Now looking ahead to the gospel, we see the angel Gabriel breaking into history to visit a peasant girl in Nazareth and greeting her with a royal proclamation “Hail full of grace! The Lord is with you.” Mary is troubled, as everyone in the scriptures is when they meet an angel. The angel calms her fear and tells her she will bear the Messiah in her womb. As we all know, Mary’s response to all this is her great Fiat, yet how is it possible? How can Mary act with utter freedom in the face of such a mission? Because her whole life has been one prolonged pursuit of God, from the day of her immaculate conception she has sought her bridegroom with relentless fervor.

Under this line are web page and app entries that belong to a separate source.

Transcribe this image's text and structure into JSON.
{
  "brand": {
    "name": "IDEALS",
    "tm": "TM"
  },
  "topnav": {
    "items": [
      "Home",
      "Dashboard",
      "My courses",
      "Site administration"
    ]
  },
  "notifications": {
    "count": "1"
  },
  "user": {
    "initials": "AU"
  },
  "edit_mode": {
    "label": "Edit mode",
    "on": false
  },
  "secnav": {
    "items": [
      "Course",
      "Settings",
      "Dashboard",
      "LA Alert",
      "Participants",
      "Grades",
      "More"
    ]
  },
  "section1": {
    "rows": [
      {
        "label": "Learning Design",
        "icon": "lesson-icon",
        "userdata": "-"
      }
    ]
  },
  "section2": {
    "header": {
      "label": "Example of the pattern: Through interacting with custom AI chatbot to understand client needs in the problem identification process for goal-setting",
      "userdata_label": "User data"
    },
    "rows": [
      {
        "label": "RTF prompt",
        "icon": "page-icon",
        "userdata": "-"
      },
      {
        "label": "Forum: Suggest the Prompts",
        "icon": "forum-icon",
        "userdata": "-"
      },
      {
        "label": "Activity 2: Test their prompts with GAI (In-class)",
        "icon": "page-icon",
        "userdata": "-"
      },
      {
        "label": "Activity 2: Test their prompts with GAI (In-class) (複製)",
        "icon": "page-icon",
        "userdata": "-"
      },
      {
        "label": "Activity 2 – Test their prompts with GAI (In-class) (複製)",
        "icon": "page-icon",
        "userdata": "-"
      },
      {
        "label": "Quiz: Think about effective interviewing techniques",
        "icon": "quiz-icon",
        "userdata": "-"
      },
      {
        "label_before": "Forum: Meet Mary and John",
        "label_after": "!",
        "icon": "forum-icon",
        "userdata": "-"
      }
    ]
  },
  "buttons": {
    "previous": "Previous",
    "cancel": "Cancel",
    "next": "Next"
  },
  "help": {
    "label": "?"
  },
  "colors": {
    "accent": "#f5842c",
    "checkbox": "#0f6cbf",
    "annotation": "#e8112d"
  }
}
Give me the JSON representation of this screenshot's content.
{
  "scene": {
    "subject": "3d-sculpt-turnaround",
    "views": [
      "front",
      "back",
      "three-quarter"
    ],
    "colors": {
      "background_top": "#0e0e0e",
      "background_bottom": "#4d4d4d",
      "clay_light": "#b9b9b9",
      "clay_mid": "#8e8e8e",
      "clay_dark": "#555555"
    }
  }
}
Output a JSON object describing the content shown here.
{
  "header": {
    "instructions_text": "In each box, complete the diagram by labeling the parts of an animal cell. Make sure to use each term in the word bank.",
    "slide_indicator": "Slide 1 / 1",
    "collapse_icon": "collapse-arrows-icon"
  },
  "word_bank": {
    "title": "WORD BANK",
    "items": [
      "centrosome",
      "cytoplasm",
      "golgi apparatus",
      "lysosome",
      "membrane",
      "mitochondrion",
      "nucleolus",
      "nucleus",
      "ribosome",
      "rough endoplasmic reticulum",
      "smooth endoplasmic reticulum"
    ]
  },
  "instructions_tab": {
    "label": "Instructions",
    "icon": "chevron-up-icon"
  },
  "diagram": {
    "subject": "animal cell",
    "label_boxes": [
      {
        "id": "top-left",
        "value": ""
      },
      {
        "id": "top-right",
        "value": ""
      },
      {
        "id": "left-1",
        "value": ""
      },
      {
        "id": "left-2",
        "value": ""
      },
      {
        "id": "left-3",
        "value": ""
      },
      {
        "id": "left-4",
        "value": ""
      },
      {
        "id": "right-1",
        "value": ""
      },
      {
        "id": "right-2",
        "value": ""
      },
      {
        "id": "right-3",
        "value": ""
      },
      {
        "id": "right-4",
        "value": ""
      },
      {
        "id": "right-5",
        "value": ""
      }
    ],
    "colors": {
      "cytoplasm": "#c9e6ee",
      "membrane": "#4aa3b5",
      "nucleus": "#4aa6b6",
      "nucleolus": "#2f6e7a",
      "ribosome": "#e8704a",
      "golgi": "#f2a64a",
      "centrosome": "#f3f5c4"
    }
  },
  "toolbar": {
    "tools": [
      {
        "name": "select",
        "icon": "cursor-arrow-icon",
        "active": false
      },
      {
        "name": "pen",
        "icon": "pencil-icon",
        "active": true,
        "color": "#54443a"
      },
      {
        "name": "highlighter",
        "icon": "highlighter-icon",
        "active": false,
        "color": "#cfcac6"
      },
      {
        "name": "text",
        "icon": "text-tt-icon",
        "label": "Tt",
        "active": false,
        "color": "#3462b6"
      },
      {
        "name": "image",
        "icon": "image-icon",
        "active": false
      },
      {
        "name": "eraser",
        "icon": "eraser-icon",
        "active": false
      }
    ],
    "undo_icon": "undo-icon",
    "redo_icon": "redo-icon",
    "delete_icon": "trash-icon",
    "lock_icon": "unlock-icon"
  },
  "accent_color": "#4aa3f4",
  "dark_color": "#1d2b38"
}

Now here we are, so close to Christmas, and what does it mean for us 2000 years from the source? We cannot go to the manger as the shepherds could, no angels showed up to announce the coming of Jesus. We cannot hear Jesus preach, heal, and pray to the Father. We do not have the experience of John and the apostles who testify to “what we have heard, what we have seen with our eyes, what we looked upon and touched with our hands concerns the Word of life.” It seems God intended to come out of hiding for that short time, or at least change his strategy but now he is gone from sight again. What an interesting strategy! Is it easier to believe in a God who comes in a pillar of fire and a storm on a mountaintop or a God who comes as a poor infant in a Bethlehem manger? Yet in his wisdom, is this not the only way God could come among us while also respecting our freedom? Jesus came as a man, fully man, and in every way changed the way we relate to God. As I mentioned, Philip asked Jesus to show him the father- what was Jesus answer? “Whoever has seen me has seen the father.”
God has revealed himself to us in the most incredible and unexpected way in the great feast of Christmas. His pursuit of our hearts brought him out of heaven, brought him into time, and finally and in the most unexpected way of all, it brings him to all of us in the form of bread and wine. What an incredible twist, that we 2000 years down the road have an intimacy with Jesus Christ in the celebration of the Holy Mass that those shepherds who gazed upon him in the manger could not imagine possible.
The Song of Solomon, that great romantic marriage poem, points so beautifully to our becoming one flesh with Jesus in communion. Let us really enter into this Christmas- let us pursue Jesus Christ with our whole heart. Together with Mary, we make our lives one great fiat, let it be done, Lord. Amen.
 John 14:8
 Song of Songs 2:11
 Song of Songs 4:1-3
 1 John 1:1
 John 14:9